What do I want from this new series?

Apart from Capaldi being magnificent…?

I want to see the Doctor trying hard to return Gallifrey to where it belongs and involving the Time Lords in the universe once more. Their existence never interfered (much) with his life in the old days, during the Classic Who period – so, why make such a big deal of them that they can’t co-exist with him now. Knowing that these people exist within reach and that the Doctor had cause to run from them seems, to me, to add something to the story – not ruin it.

I want to see a fresh dynamic between the Doctor and his companion. We have had friend, lover and mate – one way or another. What can we try next? Stranger, mentor, loner. The manipulative stance of the 7th Doctor toward Ace? The growling indignation of the 6th? Something interesting, and yet not so negative as to drive me away. Something that suggests he cares enough to carry passengers, but you’re not 100% comfortably you’re certain of his motives or best intentions towards them. Like Ace, might the companion represent the pawn in some Long Game.
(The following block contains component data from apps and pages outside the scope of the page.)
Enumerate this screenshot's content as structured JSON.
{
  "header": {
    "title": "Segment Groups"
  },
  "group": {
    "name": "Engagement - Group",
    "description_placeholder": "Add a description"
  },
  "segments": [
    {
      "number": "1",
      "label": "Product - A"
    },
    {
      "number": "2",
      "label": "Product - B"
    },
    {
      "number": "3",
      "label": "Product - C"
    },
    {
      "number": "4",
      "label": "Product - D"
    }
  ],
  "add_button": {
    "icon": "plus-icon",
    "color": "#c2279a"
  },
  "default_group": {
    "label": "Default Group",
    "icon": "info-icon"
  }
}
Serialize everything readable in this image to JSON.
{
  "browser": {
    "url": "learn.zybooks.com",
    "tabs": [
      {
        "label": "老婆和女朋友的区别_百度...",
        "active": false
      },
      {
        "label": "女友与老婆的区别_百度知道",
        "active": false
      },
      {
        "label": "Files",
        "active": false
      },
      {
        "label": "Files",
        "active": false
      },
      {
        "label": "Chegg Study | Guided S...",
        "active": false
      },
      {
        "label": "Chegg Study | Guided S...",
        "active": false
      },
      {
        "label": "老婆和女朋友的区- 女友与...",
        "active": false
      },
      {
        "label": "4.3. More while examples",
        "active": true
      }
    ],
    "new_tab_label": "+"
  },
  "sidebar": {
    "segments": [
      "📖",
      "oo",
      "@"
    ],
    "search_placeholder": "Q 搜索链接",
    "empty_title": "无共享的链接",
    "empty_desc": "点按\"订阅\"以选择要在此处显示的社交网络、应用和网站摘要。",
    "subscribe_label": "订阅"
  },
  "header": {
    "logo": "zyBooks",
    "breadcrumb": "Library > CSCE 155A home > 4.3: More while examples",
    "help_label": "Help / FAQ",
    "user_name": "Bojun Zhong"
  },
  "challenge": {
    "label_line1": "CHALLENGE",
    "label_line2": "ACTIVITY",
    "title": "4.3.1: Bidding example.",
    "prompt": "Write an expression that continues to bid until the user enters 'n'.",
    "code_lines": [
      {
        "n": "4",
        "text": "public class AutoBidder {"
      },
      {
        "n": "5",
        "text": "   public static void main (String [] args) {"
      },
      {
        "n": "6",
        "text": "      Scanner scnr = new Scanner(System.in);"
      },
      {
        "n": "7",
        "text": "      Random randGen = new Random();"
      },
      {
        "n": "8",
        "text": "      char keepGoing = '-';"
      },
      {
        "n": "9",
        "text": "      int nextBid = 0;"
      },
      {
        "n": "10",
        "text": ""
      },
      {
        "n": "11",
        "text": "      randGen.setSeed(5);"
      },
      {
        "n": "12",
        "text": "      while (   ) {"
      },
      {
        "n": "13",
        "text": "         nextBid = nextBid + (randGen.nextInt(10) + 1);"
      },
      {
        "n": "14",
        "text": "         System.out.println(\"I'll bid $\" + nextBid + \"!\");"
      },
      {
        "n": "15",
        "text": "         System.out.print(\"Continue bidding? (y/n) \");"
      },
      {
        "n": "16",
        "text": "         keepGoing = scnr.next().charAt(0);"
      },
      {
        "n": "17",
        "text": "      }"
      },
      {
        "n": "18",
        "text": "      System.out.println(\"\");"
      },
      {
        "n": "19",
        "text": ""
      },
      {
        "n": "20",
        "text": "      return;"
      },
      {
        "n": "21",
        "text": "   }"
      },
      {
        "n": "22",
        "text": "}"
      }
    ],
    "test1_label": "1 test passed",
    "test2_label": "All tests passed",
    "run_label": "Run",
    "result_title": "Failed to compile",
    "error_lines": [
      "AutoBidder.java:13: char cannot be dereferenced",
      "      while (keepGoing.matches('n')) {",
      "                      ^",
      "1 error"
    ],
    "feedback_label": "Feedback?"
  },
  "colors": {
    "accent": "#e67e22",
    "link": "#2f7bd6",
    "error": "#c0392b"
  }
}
I’m quite happy to see more of the old enemies and The Doctor beginning to make progress in combating them, without annihilating them. Or striking them down with retrograde amnesia. I liked the way the Cybermen had evolved a bit in Nightmare in Silver – they need more of the Borg from Star Trek about them. They’re always seeking to improve themselves, enhancing the artificial and excising the organic. They should never be the same from one story to the next.

I also like seeing stories that suggest The Doctor has a lasting impact and that sometimes that impact isn’t a good thing. In some of the recent arc stories we have seen suggestions of this, but I’d like to see more. The sixth Doctor had some adventures like this, where he returned to somewhere earlier regenerations had visited and saw something of what they’d left.

At base, more Who normally satisfies me, regardless.